I drive up Broadway in the fog, dodging tour buses, cabs, and giggling young women clopping along in too-high heels. I stop at an ATM and see a nymph wearing a strapless peach-colored shift, though the bank sign announces that it’s fifty-two degrees.

“You must be freezing,” I say, hoping it doesn’t sound unkind.

“Yes,” she agrees cheerfully. I realize in this moment that I am no longer young.

Sarah is staying at a Day’s Inn on Lombard Street in the touristy part of town, and it’s only by praying to Asphalta, the goddess of parking spaces, that I manage to find one. I’ve dressed up a bit: thrift-store cowboy boots, a clingy Chico’s shirt I bought on eBay, and a nice scarf from Target. Still, no matter what I wear, I look like a hippie.

Sarah looks like the grandmother she is: short, round, and gray-haired. She’s also warm and frank. “I wasn’t attracted to Gladys when we met,” she tells me. “I mean, I was attracted to her mind, but not her body.”

“But that changed, right?”

Sarah hesitates. “For a while it did. We had a sexual relationship for, oh, maybe a year. After that, we were just friends.”

I’m stunned. I had imagined that with Sarah, Gladys had finally found the whole package: a woman who loved her as passionately as I had and also possessed the endurance to go the distance. Now I have to grieve the fact that she didn’t.

Sarah shows me pictures: Gladys as I knew her, fat and effusive. Gladys after her gastric bypass, looking strangely gaunt. Gladys after her cancer diagnosis, shrunken into a wheelchair, an odd cap perched on her bald head. Gladys in her favorite red tennis shoes.

“She was cremated in those shoes,” Sarah tells me. “She said she’d run as far as she could in them, until her hawk, her gavilán, picked her up to carry her to the next world.”


The following day I meet Sarah and a ragtag band of Gladys’s friends, mostly older Puerto Rican lesbians, on Baker Beach, just west of the looming orange pillars of the Golden Gate Bridge. The women lug a boombox, an armload of long-stemmed red carnations, and a photo album. Together we struggle across the sand in sweaters and fleece, fighting a chill wind. It’s November, always an iffy time for weather in San Francisco, and the cold and fog are fierce. Still, we sing along with the merengue CDs Gladys loved. Then we each pay tribute to the woman we knew.

It doesn’t seem appropriate in this crowd of mourners to say that Gladys’s biggest gift to me was sex, and perhaps it’s not even true.
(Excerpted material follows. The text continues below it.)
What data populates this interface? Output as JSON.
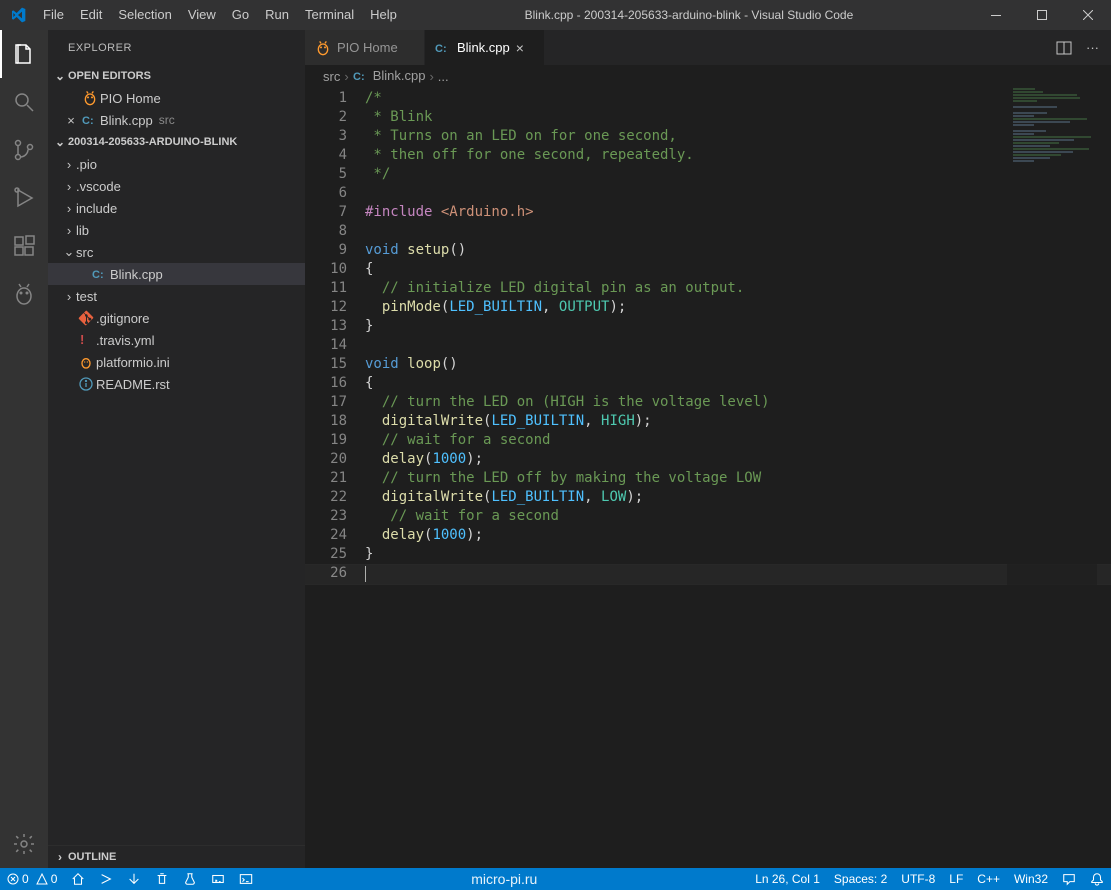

All those years with a woman who talked with the dead opened me up in other ways, too.

For instance, I had a visit from Gladys herself a few nights after she died. She seemed a little confused. “Am I dead?” she asked me in Spanish.

“Yes,” I told her. “You are.”

With that settled, Gladys got straight to the point. It was a conversation I think she’d wanted to have for a long time. “Why did you leave me?” she asked.

“I’m just like that,” I told her. “It wasn’t your fault. I’m just not good at staying.”

I’m not like that,” Gladys said forcefully. “I would have stayed.”

“Yes,” I told her. “I know.” Then I woke up.

How do you leave someone in whose arms you’ve arched, screamed, shaken, and wept? How do you leave someone to whom you’ve given not only your figurative heart but also your actual kidney, an organ that Chinese medicine views as even more crucial?

The truth is, donating a kidney was easy; I had a spare. It was caring for Gladys day after day that was too much for me.

So what can I say about a fifty-eight-year-old woman who died? That she loved Ricky Martin, and yappy little lap dogs, and tostones, and me. And that now, when I add it all up, I can see that I got more from her than I ever gave.